The pensions press has been abuzz with comment on the expanded range of powers given to the Pensions Regulator (“TPR“) by the Pension Schemes Act 2021 (the “Act“) which are expected to come into force in Autumn 2021. These include imprisonment or unlimited fines for some offences, civil penalties of up to £1 million and enhanced information gathering powers with penalties for non-compliance.

Once the relevant parts of the Act are in force, for the first time, TPR will be able to pursue criminal convictions, in circumstances where action or inaction results in either: 1) the avoidance of an employer debt to a defined benefit (“DB“) scheme, or 2) a material reduction to the chance of members getting their DB benefits in full. And the target can be any “person”, not just the employer or an associated or connected entity (insolvency practitioners are expressly exempted). Some in the pensions industry have raised concerns that normal corporate behaviour could potentially be caught. TPR is keen to dispel such worries and was swift to publish a draft policy and a consultation (which ended on 22 April 2021) on how it plans to use its new powers.

In the accompanying press release, David Fairs (TPR’s Executive Director of Regulatory Policy) commented that “The intent of the new criminal offences is not to change commercial norms or accepted standards of corporate behaviour. Rather it is to tackle the more serious examples of intentional or reckless conduct that puts members’ savings at risk; and strengthen the deterrent and punishment for that behaviour. Our policy is consistent with this intent.”

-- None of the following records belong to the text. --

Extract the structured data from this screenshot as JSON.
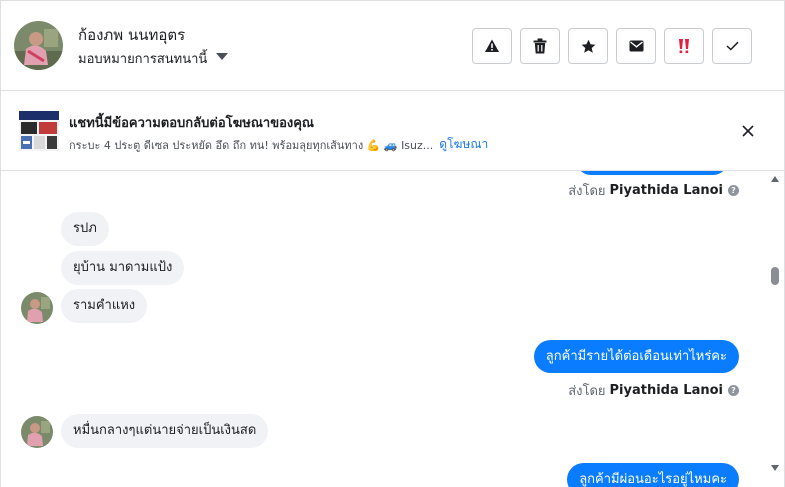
{
  "header": {
    "contact_name": "ก้องภพ นนทอุตร",
    "assign_label": "มอบหมายการสนทนานี้",
    "actions": [
      {
        "name": "spam",
        "icon": "warning-icon",
        "color": "#1c1e21"
      },
      {
        "name": "delete",
        "icon": "trash-icon",
        "color": "#1c1e21"
      },
      {
        "name": "star",
        "icon": "star-icon",
        "color": "#1c1e21"
      },
      {
        "name": "unread",
        "icon": "envelope-icon",
        "color": "#1c1e21"
      },
      {
        "name": "follow-up",
        "icon": "exclamation-flag-icon",
        "color": "#e41e3f"
      },
      {
        "name": "done",
        "icon": "check-icon",
        "color": "#1c1e21"
      }
    ]
  },
  "ad": {
    "title": "แชทนี้มีข้อความตอบกลับต่อโฆษณาของคุณ",
    "description": "กระบะ 4 ประตู ดีเซล ประหยัด อึด ถึก ทน! พร้อมลุยทุกเส้นทาง 💪 🚙 Isuz...",
    "view_ad_link": "ดูโฆษณา"
  },
  "messages": [
    {
      "type": "sent_by",
      "prefix": "ส่งโดย",
      "name": "Piyathida Lanoi"
    },
    {
      "type": "in",
      "text": "รปภ"
    },
    {
      "type": "in",
      "text": "ยุบ้าน มาดามแป้ง"
    },
    {
      "type": "in",
      "text": "รามคำแหง"
    },
    {
      "type": "out",
      "text": "ลูกค้ามีรายได้ต่อเดือนเท่าไหร่คะ"
    },
    {
      "type": "sent_by",
      "prefix": "ส่งโดย",
      "name": "Piyathida Lanoi"
    },
    {
      "type": "in",
      "text": "หมื่นกลางๆแต่นายจ่ายเป็นเงินสด"
    },
    {
      "type": "out",
      "text": "ลูกค้ามีผ่อนอะไรอยู่ไหมคะ"
    }
  ],
  "colors": {
    "outgoing_bubble": "#0a7cff",
    "incoming_bubble": "#f0f2f5",
    "link": "#1877f2",
    "border": "#dddfe2"
  }
}
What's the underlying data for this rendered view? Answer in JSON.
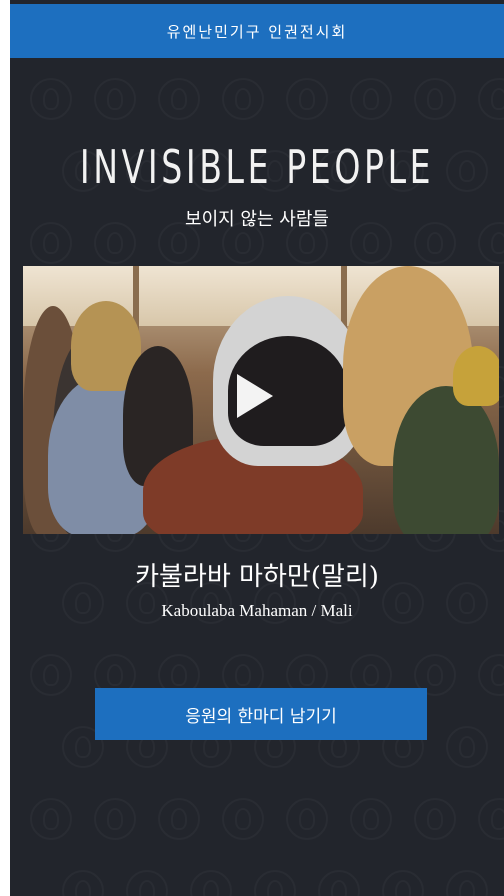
{
  "header": {
    "title": "유엔난민기구  인권전시회"
  },
  "hero": {
    "title": "INVISIBLE PEOPLE",
    "subtitle": "보이지 않는 사람들"
  },
  "video": {
    "play_icon": "play-icon"
  },
  "person": {
    "name_ko": "카불라바 마하만(말리)",
    "name_en": "Kaboulaba Mahaman / Mali"
  },
  "cta": {
    "label": "응원의 한마디 남기기"
  },
  "colors": {
    "accent": "#1d6fbf",
    "background": "#22252c"
  }
}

TPR has also pointed out that, in order for the power to be exercised, there must be intent, an act and the absence of a “reasonable excuse”, which together represent a high bar.

In April, TPR also issued a blog “Time for some perspective on our criminal offences powers” aimed at reassuring employers that TPR “will not overstretch the intent and purpose behind the powers”. In the blog, David Fairs says it is perhaps not surprising there has been some heated debate about the reach and remit of the new powers given the sanctions attaching to them but emphasises that TPR will always take an “appropriate and proportionate approach”. Helpfully, he also says that TPR will not be targeting acts which pre-date the coming into force of the relevant parts of the Act.

The overall message from TPR is that its powers “should not worry those who are doing the right thing and properly thinking through the actions and decisions they take. They should, however, cause a deal of anxiety for those who intentionally want to avoid liabilities or put pension savings at risk.”

Given the significant penalties involved, employers and other parties will nevertheless want to take a cautious approach, especially in the early days of the new regime and seek early advice on any actions or events that might bring them within the scope of TPR’s new powers.